Susan W. Russell, an attorney for the Prince George's Educators' Association who represented Laurienzo before the board, argued that the unsatisfactory evaluations were not justified and that Laurienzo had not discussed his lawsuits with students during class time.
She told the board that Laurienzo had taught for 19 years at Benjamin Stoddert Junior High with no unfavorable evaluation. But when he arrived at Bowie in 1978, she said, he faced the resentment of other teachers, who were upset that two of their colleagues had been laid off while newcomer Laurienzo, who had more countywide experience, was given a position.
"Petty conflicts developed" and Laurienzo was "ostracized by his colleagues," Russell said.
After Laurienzo wrote an article critical of the school administration and several administrators that was published in the Bowie Blade, the local weekly newspaper, he received several memoranda critical of his job performance, Russell said.

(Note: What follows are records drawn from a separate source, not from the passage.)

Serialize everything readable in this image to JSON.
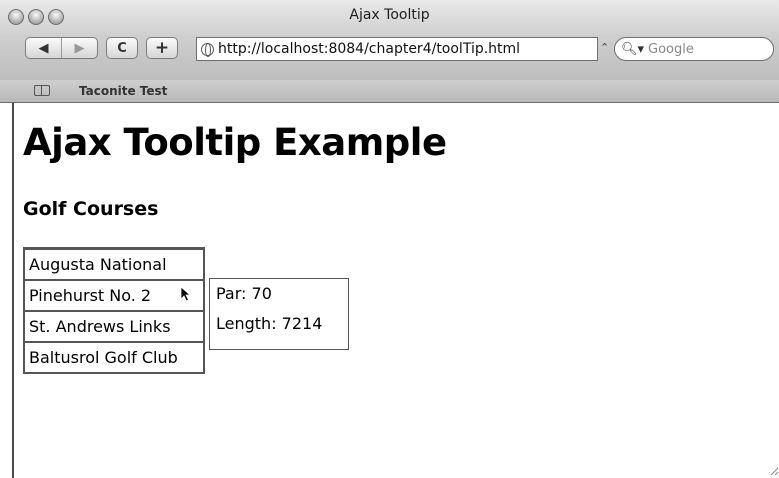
{
  "window": {
    "title": "Ajax Tooltip"
  },
  "toolbar": {
    "back_icon": "◀",
    "forward_icon": "▶",
    "reload_label": "C",
    "add_bookmark_label": "+",
    "url": "http://localhost:8084/chapter4/toolTip.html",
    "search_placeholder": "Google"
  },
  "bookmarks_bar": {
    "items": [
      "Taconite Test"
    ]
  },
  "page": {
    "heading": "Ajax Tooltip Example",
    "subheading": "Golf Courses",
    "courses": [
      "Augusta National",
      "Pinehurst No. 2",
      "St. Andrews Links",
      "Baltusrol Golf Club"
    ],
    "tooltip": {
      "par": "Par: 70",
      "length": "Length: 7214"
    }
  }
}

She said Laurienzo refuted the criticisms in letters to the principal. At the end of the 1979-80 school year, Laurienzo was transferred to Largo.

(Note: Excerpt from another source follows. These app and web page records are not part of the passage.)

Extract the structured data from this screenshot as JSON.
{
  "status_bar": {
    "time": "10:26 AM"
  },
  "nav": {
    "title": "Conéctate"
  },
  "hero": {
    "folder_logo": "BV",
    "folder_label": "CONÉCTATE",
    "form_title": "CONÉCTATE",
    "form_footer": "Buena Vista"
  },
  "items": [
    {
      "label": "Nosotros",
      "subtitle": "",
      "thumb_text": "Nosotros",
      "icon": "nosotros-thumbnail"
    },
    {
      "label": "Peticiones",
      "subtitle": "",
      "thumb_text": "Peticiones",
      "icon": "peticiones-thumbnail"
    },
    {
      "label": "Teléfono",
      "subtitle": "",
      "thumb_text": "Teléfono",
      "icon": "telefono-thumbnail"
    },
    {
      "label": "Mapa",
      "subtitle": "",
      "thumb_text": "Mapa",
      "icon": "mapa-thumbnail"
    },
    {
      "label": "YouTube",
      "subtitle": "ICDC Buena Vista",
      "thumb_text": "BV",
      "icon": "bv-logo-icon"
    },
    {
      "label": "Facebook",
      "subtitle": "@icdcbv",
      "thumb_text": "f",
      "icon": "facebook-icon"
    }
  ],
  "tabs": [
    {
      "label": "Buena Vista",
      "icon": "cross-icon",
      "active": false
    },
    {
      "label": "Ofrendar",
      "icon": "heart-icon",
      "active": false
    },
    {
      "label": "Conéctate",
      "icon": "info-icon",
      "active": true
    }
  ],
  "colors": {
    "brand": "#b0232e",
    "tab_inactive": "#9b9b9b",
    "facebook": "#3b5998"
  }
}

At Largo, Laurienzo was told to teach a math course for which Russell said he had "no training, no courses, no experience, no aptitude," as well a gymnastics and dance classes.

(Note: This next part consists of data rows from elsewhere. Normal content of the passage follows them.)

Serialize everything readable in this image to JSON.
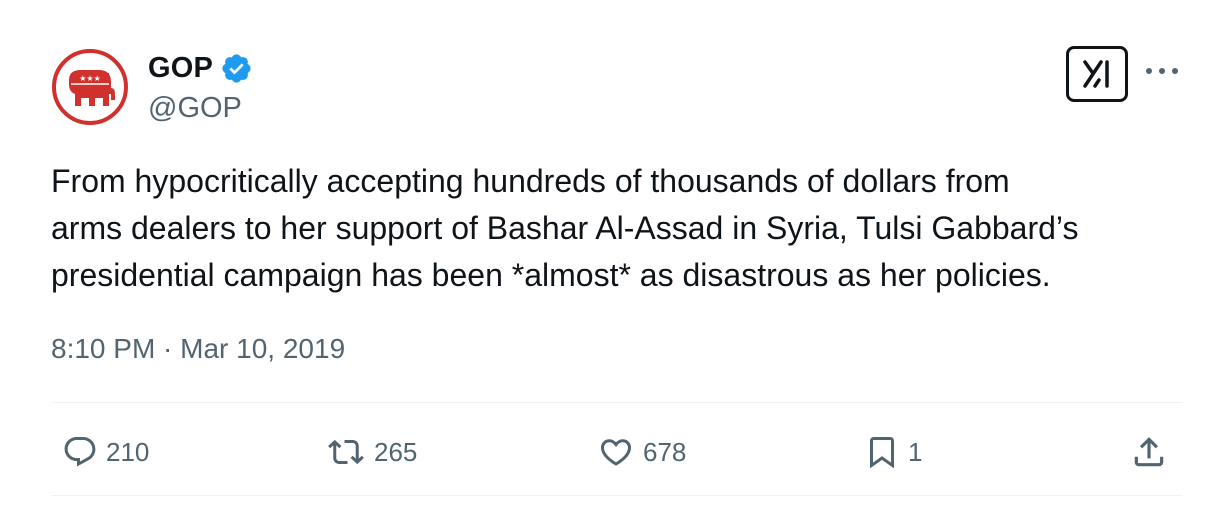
{
  "tweet": {
    "author": {
      "display_name": "GOP",
      "handle": "@GOP",
      "verified": true,
      "avatar": "gop-elephant-logo"
    },
    "text_lines": [
      "From hypocritically accepting hundreds of thousands of dollars from",
      "arms dealers to her support of Bashar Al-Assad in Syria, Tulsi Gabbard’s",
      "presidential campaign has been *almost* as disastrous as her policies."
    ],
    "timestamp": "8:10 PM · Mar 10, 2019",
    "stats": {
      "replies": "210",
      "reposts": "265",
      "likes": "678",
      "bookmarks": "1"
    }
  },
  "icons": {
    "verified": "verified-badge-icon",
    "grok": "grok-icon",
    "more": "more-options-icon",
    "reply": "reply-icon",
    "repost": "repost-icon",
    "like": "heart-icon",
    "bookmark": "bookmark-icon",
    "share": "share-icon"
  },
  "colors": {
    "text": "#0f1419",
    "secondary": "#536471",
    "verified_blue": "#1d9bf0",
    "gop_red": "#d0312d"
  }
}
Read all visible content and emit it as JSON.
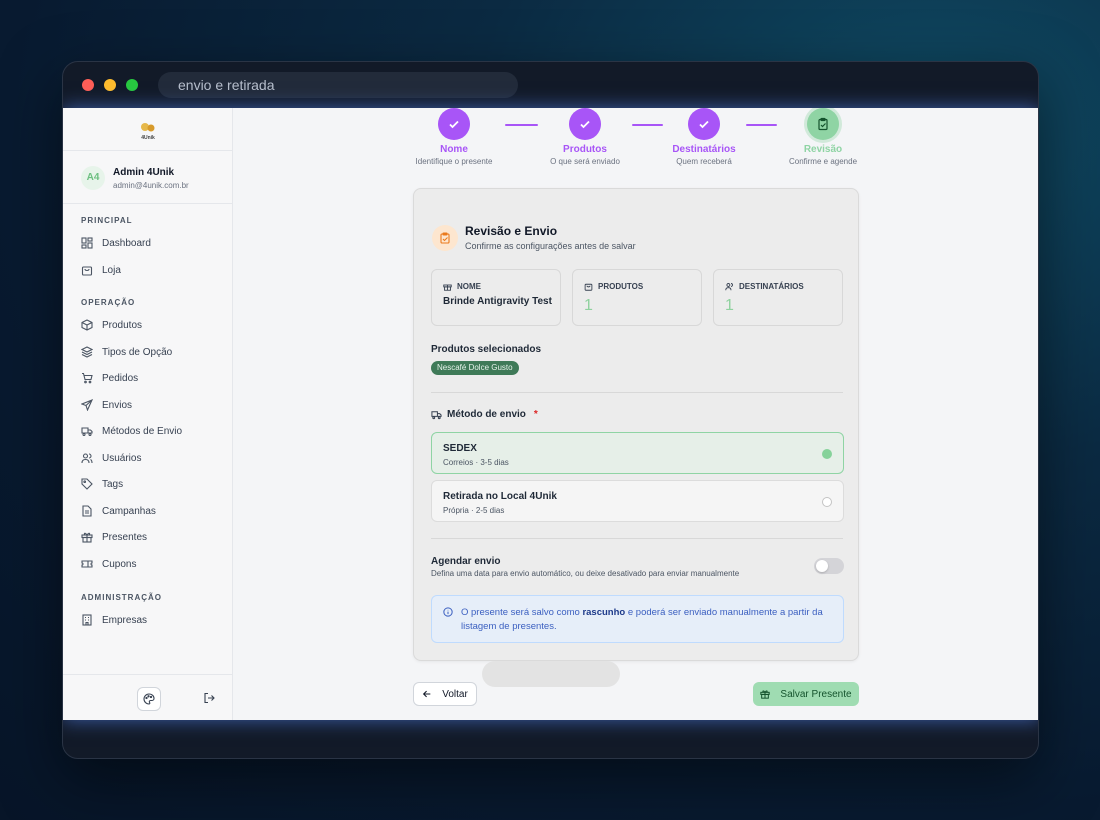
{
  "browser": {
    "url_text": "envio e retirada"
  },
  "sidebar": {
    "logo_text": "4Unik",
    "user": {
      "initials": "A4",
      "name": "Admin 4Unik",
      "email": "admin@4unik.com.br"
    },
    "sections": [
      {
        "title": "PRINCIPAL",
        "items": [
          {
            "label": "Dashboard",
            "icon": "dashboard-icon"
          },
          {
            "label": "Loja",
            "icon": "shopping-bag-icon"
          }
        ]
      },
      {
        "title": "OPERAÇÃO",
        "items": [
          {
            "label": "Produtos",
            "icon": "box-icon"
          },
          {
            "label": "Tipos de Opção",
            "icon": "layers-icon"
          },
          {
            "label": "Pedidos",
            "icon": "cart-icon"
          },
          {
            "label": "Envios",
            "icon": "send-icon"
          },
          {
            "label": "Métodos de Envio",
            "icon": "truck-icon"
          },
          {
            "label": "Usuários",
            "icon": "users-icon"
          },
          {
            "label": "Tags",
            "icon": "tag-icon"
          },
          {
            "label": "Campanhas",
            "icon": "file-icon"
          },
          {
            "label": "Presentes",
            "icon": "gift-icon"
          },
          {
            "label": "Cupons",
            "icon": "ticket-icon"
          }
        ]
      },
      {
        "title": "ADMINISTRAÇÃO",
        "items": [
          {
            "label": "Empresas",
            "icon": "building-icon"
          }
        ]
      }
    ]
  },
  "stepper": [
    {
      "title": "Nome",
      "subtitle": "Identifique o presente",
      "state": "done"
    },
    {
      "title": "Produtos",
      "subtitle": "O que será enviado",
      "state": "done"
    },
    {
      "title": "Destinatários",
      "subtitle": "Quem receberá",
      "state": "done"
    },
    {
      "title": "Revisão",
      "subtitle": "Confirme e agende",
      "state": "current"
    }
  ],
  "review": {
    "title": "Revisão e Envio",
    "subtitle": "Confirme as configurações antes de salvar",
    "summary": {
      "name_label": "NOME",
      "name_value": "Brinde Antigravity Test",
      "products_label": "PRODUTOS",
      "products_value": "1",
      "recipients_label": "DESTINATÁRIOS",
      "recipients_value": "1"
    },
    "selected_label": "Produtos selecionados",
    "selected_tags": [
      "Nescafé Dolce Gusto"
    ],
    "shipping_label": "Método de envio",
    "required_mark": "*",
    "shipping_options": [
      {
        "name": "SEDEX",
        "detail": "Correios · 3-5 dias",
        "selected": true
      },
      {
        "name": "Retirada no Local 4Unik",
        "detail": "Própria · 2-5 dias",
        "selected": false
      }
    ],
    "schedule_title": "Agendar envio",
    "schedule_subtitle": "Defina uma data para envio automático, ou deixe desativado para enviar manualmente",
    "schedule_enabled": false,
    "info_prefix": "O presente será salvo como ",
    "info_bold": "rascunho",
    "info_suffix": " e poderá ser enviado manualmente a partir da listagem de presentes."
  },
  "footer": {
    "back_label": "Voltar",
    "save_label": "Salvar Presente"
  },
  "colors": {
    "accent": "#a855f7",
    "success": "#86d29a",
    "info": "#3b5fc0"
  }
}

Laurienzo said that his negative evaluations at Largo were based on the math, dance and gymnastics classes, rather than on the physical education classes he was trained to teach.
One written report, made by Charles Brown, a county physical education specialist and one of Laurienzo's supervisors, in April 1981, was that Laurienzo refused to work on gymnastic equipment for safety reasons and spent 10 minutes "downgrading" his principal. It noted that there was "no teaching taking place at all." Feeney cited this report in his letter to Laurienzo, and a copy of it is attached to Laurienzo's complaint. Laurienzo denies the charges made in Brown's report.
Laurienzo's position was initially supported by state officials when he applied for unemployment benefits. Last October, an unemployment claims officer in Montgomery County, where Laurienzo lives, determined that the teacher was not disqualified from receiving unemployment compensation benefits because of misconduct.
The Prince George's school system appealed, and the decision was overturned in December by appeals referee Gerald E. Askin of the Maryland Department of Human Resources. Askin found that Laurienzo had engaged in "gross misconduct" for displaying a cartoon in his office at Bowie that depicted three principals stabbing him in the back, and for publicly criticizing his supervisors. Laurienzo's benefits were denied. Laurienzo has filed an appeal with the Department of Human Resources.
But Askin concluded that the "administration of the Prince George's County school system ganged up on the claimant when they concluded he was a thorn in their side," and said he did not feel that Laurienzo "is in any way incompetent."
Many of Laurienzo's defenders privately say that the teacher's unremitting public criticism of the school system has made his position more difficult. But Laurienzo's lawyer, Maurice J. Beggiani, said this week that Laurienzo had a valid case "no matter what his personality is."
Last week Laurienzo, who is now working as a swimming pool manager in Crystal City, said he is fighting less for himself than for "truth, justice and the American way." CAPTION: Picture, Laurie Laurienzo is seeking a $1 million in his suit against P.G. schools. By Vanessa Barnes Hillian -- The Washington Post